By Chuck Mikolajczak NEW YORK (Reuters) - The Nasdaq rose modestly in a choppy session on Thursday, lifted by a rally in Apple shares a day after the iPad maker's strong results, though tensions in Ukraine held the broader market in check. Shares of Apple Inc , the most valuable U.S. company by market capitalization, jumped 8.2 percent to $567.77, the biggest gain since August, a day after the company posted revenue that far outpaced expectations. Apple also approved another $30 billion stock-buyback plan, raised its dividend and authorized a seven-for-one stock split. The three major U.S. stock indexes had opened sharply higher, with the Nasdaq initially climbing more than 1 percent before turning negative in the first half-hour of trading.
A short video seeks to stem the rising tide of light pollution, which is robbing Earth of its dark night skies. Light pollution doesn't just make it more difficult for professional and backyard astronomers to observe the heavens, according to the 6.5-minute film, which is called "Losing the Dark." The loss of darkness also disrupts wildlife, wastes resources and adversely impacts human health. "Exposure to light at night disrupts the circadian rhythms that regulate our sleep cycles," narrator Carolyn Collins Petersen says in the video, which was created by the International Dark Sky Association in collaboration with Loch Ness Productions as a public service announcement. But we are not powerless in the face of ever-encroaching light pollution, the video asserts.
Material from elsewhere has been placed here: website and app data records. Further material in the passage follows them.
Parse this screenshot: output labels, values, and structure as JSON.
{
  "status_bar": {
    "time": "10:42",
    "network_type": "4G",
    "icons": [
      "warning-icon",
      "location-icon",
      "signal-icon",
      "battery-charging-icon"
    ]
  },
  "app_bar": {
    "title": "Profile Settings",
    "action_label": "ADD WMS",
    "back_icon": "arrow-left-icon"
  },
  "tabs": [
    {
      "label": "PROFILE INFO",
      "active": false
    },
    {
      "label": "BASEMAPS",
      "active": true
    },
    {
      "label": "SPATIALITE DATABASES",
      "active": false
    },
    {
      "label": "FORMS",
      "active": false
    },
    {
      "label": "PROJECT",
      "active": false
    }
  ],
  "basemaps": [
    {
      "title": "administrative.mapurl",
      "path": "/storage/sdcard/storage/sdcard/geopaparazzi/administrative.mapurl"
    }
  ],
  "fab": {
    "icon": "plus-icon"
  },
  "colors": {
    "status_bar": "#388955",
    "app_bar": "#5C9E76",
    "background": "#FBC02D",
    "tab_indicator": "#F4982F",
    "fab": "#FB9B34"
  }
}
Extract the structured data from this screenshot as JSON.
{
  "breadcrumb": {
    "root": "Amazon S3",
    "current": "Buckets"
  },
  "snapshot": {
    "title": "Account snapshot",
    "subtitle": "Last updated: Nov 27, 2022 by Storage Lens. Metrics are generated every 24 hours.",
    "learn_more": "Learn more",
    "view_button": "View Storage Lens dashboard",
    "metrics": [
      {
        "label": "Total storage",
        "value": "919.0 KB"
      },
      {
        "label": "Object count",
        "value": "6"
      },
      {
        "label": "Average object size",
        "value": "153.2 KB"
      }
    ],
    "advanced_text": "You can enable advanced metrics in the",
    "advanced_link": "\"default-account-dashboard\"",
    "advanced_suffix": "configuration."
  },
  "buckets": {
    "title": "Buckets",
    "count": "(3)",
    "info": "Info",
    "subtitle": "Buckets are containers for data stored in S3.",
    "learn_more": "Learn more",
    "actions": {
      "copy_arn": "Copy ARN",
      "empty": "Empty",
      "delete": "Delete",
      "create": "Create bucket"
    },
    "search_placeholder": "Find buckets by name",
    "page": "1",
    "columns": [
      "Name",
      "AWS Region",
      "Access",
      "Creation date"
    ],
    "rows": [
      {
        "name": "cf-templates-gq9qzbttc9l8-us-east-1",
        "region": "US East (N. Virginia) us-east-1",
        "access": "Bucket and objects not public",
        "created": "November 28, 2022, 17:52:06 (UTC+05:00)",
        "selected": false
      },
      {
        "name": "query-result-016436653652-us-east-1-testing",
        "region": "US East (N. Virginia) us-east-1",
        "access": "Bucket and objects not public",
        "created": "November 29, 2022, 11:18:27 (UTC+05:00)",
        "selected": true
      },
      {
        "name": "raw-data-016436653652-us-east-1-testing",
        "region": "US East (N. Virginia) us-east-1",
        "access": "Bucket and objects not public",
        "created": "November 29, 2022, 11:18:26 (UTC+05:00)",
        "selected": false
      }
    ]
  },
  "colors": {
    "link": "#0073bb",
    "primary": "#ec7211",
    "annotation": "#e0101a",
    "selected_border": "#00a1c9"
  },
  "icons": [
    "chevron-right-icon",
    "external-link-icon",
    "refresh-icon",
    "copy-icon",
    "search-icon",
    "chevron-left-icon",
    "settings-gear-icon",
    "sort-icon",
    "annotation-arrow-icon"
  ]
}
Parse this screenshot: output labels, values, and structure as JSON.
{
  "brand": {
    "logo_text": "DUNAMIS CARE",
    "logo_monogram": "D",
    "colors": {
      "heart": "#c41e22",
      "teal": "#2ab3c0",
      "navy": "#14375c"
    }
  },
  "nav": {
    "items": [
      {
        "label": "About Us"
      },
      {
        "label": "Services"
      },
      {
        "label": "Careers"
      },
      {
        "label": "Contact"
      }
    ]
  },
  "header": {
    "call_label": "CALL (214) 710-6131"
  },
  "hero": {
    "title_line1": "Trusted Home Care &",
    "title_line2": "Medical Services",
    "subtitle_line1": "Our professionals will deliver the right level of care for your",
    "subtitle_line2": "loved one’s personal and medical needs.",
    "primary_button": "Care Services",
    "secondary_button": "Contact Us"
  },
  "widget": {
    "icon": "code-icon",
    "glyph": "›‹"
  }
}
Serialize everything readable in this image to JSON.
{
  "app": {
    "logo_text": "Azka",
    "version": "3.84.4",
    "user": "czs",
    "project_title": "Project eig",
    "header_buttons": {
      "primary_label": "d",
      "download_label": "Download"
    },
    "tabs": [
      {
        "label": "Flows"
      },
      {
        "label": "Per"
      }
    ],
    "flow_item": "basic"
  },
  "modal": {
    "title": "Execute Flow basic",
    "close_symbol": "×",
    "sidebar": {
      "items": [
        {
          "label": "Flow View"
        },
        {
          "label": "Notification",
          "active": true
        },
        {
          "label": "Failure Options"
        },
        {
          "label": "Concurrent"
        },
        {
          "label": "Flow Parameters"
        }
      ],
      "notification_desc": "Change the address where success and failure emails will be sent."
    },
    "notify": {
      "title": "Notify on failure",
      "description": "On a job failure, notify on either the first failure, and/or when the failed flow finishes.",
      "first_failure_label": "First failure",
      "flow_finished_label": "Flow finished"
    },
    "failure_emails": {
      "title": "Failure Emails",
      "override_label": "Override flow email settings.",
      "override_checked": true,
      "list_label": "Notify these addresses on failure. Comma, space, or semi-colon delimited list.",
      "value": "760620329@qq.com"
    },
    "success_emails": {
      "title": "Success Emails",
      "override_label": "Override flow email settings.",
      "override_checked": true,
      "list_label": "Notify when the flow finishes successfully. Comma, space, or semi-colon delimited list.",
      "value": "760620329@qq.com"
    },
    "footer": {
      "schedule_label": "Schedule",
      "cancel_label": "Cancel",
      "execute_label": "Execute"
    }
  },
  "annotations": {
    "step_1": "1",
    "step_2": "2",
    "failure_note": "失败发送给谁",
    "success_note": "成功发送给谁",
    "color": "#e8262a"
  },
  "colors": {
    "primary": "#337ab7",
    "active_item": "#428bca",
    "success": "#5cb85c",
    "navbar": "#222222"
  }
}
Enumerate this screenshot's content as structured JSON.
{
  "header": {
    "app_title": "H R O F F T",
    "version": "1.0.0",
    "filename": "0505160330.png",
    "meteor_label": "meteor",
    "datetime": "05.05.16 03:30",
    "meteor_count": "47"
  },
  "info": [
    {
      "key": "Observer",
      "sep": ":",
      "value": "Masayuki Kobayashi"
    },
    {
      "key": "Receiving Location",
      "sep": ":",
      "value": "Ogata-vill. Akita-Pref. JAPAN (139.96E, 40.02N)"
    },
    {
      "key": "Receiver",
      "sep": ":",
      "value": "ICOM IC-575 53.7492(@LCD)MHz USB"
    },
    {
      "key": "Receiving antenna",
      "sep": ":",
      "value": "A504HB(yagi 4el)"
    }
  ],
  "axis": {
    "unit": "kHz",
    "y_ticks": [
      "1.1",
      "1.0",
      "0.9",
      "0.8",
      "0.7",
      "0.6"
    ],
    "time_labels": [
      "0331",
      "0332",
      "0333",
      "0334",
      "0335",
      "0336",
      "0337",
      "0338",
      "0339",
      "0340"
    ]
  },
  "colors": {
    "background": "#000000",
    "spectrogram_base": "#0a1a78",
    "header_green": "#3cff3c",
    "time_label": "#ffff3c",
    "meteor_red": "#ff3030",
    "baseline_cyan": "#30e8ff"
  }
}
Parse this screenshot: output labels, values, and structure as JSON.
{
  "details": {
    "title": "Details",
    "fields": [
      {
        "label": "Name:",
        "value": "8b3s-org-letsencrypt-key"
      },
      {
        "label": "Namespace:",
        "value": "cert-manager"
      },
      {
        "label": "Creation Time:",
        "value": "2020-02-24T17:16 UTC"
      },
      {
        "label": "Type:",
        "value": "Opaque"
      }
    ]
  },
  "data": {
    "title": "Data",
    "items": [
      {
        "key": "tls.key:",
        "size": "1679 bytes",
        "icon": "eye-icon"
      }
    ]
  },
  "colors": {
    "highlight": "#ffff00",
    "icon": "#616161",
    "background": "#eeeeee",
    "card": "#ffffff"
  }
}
If your skies are clear before dawn on Friday and Saturday (April 25 and 26), check out the sky low to the east-southeast horizon about 60 to 90 minutes before sunrise for a view of the two brightest objects in the nighttime sky: the moon and the dazzling planet Venus. This "dynamic duo" will make for an eye-catching array in the brightening dawn twilight. Early Friday morning, you will see a lovely crescent moon, about 17 percent illuminated, situated well above and to the right of Venus. They will be widely separated (by about 6 to 7 degrees), but their great brightness will still make them quite attractive. Of course, the moon is about 380 times closer to Earth than Venus, and as such appears to move against the background stars much more quickly than Venus. The moon will pass closest to Venus at 5 p.m. ET tomorrow afternoon at a distance of just over 4 degrees — but of course at that hour it's daytime. [Amazing Night Sky Photos by Stargazers (April 2014)]
Scientists have sequenced the full genome of the tsetse fly, the blood-sucking pest that spreads deadly sleeping sickness in sub-Saharan Africa. "Our goal is to enhance the toolbox that will be available to scientists and communities who are under the pressure of dealing with this disease," lead researcher Serap Aksoy, an epidemiologist at Yale University, told Live Science. Sleeping sickness (also called nagana when it affects cattle) tends to come in epidemics, the last of which occurred during the 1990s, Aksoy said. A major goal, Aksoy said, was to bring together scientists from sub-Saharan Africa and train younger researchers to use the blueprint to fight the disease.